Task prompt → Reply with one number: the count of lines in the data that hold the string "JSON".

Extracted records →
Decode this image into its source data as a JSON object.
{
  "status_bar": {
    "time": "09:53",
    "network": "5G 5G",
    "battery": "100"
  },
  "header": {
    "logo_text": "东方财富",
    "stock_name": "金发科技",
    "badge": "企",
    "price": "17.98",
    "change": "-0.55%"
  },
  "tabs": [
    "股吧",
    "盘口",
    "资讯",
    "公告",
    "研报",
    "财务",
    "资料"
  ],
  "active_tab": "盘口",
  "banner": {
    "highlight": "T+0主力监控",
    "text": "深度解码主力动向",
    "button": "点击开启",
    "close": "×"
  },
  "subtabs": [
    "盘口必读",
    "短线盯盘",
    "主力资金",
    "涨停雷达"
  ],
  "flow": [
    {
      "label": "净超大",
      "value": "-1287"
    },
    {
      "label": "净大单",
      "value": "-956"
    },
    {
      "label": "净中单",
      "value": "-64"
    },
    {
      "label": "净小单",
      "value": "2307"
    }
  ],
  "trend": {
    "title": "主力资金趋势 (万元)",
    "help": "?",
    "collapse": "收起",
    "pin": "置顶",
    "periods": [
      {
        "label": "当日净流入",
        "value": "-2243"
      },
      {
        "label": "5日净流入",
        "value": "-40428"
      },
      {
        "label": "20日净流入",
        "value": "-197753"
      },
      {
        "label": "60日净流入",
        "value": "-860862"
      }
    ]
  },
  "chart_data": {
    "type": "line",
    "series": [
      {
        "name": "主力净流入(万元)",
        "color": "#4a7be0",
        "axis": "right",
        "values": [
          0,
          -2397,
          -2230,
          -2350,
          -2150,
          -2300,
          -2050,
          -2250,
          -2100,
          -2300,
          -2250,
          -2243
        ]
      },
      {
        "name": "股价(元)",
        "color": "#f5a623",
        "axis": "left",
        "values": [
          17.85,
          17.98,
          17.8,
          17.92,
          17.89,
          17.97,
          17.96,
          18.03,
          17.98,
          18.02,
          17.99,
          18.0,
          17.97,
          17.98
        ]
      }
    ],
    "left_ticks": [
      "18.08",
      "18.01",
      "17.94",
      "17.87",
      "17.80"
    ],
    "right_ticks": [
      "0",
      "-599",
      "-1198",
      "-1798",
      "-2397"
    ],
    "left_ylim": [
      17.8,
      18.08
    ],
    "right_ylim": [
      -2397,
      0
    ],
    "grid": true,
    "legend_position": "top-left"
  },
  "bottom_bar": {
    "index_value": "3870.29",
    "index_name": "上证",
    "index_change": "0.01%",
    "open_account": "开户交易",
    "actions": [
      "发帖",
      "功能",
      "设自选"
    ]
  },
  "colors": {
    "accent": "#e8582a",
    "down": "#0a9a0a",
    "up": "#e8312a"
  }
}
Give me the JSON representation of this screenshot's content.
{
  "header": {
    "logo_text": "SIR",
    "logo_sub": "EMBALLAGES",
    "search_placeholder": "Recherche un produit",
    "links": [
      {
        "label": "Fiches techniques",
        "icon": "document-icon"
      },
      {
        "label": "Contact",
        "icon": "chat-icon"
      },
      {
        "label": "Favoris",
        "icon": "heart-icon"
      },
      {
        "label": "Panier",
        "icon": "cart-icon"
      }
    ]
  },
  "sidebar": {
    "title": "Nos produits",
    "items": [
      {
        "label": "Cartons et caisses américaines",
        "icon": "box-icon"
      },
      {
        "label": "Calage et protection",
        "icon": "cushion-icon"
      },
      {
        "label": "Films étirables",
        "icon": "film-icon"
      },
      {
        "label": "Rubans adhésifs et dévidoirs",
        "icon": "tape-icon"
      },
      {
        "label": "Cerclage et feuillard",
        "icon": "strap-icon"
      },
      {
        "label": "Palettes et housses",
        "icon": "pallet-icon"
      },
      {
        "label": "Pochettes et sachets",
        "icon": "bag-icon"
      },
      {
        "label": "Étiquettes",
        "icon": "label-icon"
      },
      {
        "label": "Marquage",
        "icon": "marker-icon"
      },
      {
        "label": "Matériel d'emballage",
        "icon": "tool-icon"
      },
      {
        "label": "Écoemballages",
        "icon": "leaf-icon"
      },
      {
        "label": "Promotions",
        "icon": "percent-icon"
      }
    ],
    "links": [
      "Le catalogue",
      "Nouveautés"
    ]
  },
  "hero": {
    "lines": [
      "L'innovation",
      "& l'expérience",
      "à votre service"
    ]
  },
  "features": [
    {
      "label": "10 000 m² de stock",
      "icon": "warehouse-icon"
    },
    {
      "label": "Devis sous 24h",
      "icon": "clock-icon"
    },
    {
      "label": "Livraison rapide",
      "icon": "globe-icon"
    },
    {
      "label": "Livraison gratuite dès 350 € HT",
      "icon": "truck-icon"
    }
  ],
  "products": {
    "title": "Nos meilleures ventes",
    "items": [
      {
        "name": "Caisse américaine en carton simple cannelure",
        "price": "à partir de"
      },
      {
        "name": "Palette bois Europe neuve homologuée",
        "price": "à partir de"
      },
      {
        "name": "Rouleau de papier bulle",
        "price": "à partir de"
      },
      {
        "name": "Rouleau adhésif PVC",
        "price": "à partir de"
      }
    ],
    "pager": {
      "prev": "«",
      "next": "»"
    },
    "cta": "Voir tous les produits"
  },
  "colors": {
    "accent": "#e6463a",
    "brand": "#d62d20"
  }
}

Answer to the exercise → 2